Aesop's Fables, translated by Laura Gibbs (2002)
485. THE ORACLE OF APOLLO
Perry 536 (Phaedrus
'I beseech you, reveal the way that is best for us, O Phoebus Apollo,
you who dwell in Delphi and have your home on fair Parnassus.' At these
words, the hair on the head of the consecrated priestess of the oracle
suddenly stood on end, the tripods began to shake, and the roar of Religion
boomed from the inner shine, while the laurels trembled and the day itself
grew pale. Struck by the god, the Pythian priestess uttered these words,
'Listen, O nations, to the counsels of Apollo, the god of Delos: abide
in piety; make good your promises to the gods in heaven; defend with military
might your homeland and your parents, your children and your faithful
wives; drive the enemy away with the sword; sustain your friends and be
kind to the victims of misfortune; give aid to honest people and oppose
lying scoundrels; avenge acts of crime and rebuke the wicked; punish all
those who pollute the marriage bed with perverted adultery; watch out
for evil-doers and trust no one too much.' Having pronounced these words,
the virgin priestess fell into a raging frenzy -- and she was truly enraged,
since her words had been spoken in vain.
is located on the slopes of Mount Parnassus, and the priestess of Apollo
at Delphi is called the 'Pythia.' The laurel is a plant sacred to Apollo,
and Delos was the island where he was born.
Aesop's Fables.

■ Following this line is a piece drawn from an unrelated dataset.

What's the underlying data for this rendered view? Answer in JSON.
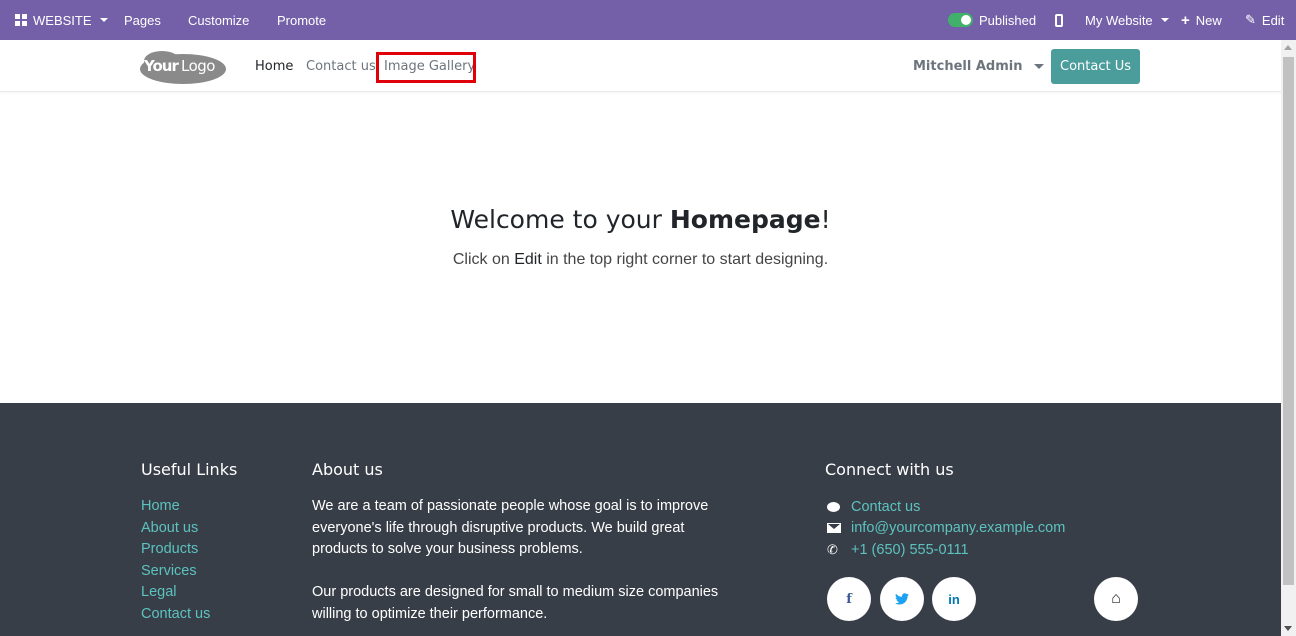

A new translation by Laura
Oxford University Press (World's Classics): Oxford, 2002.
cover, with new ISBN, published in 2008; contents of book unchanged.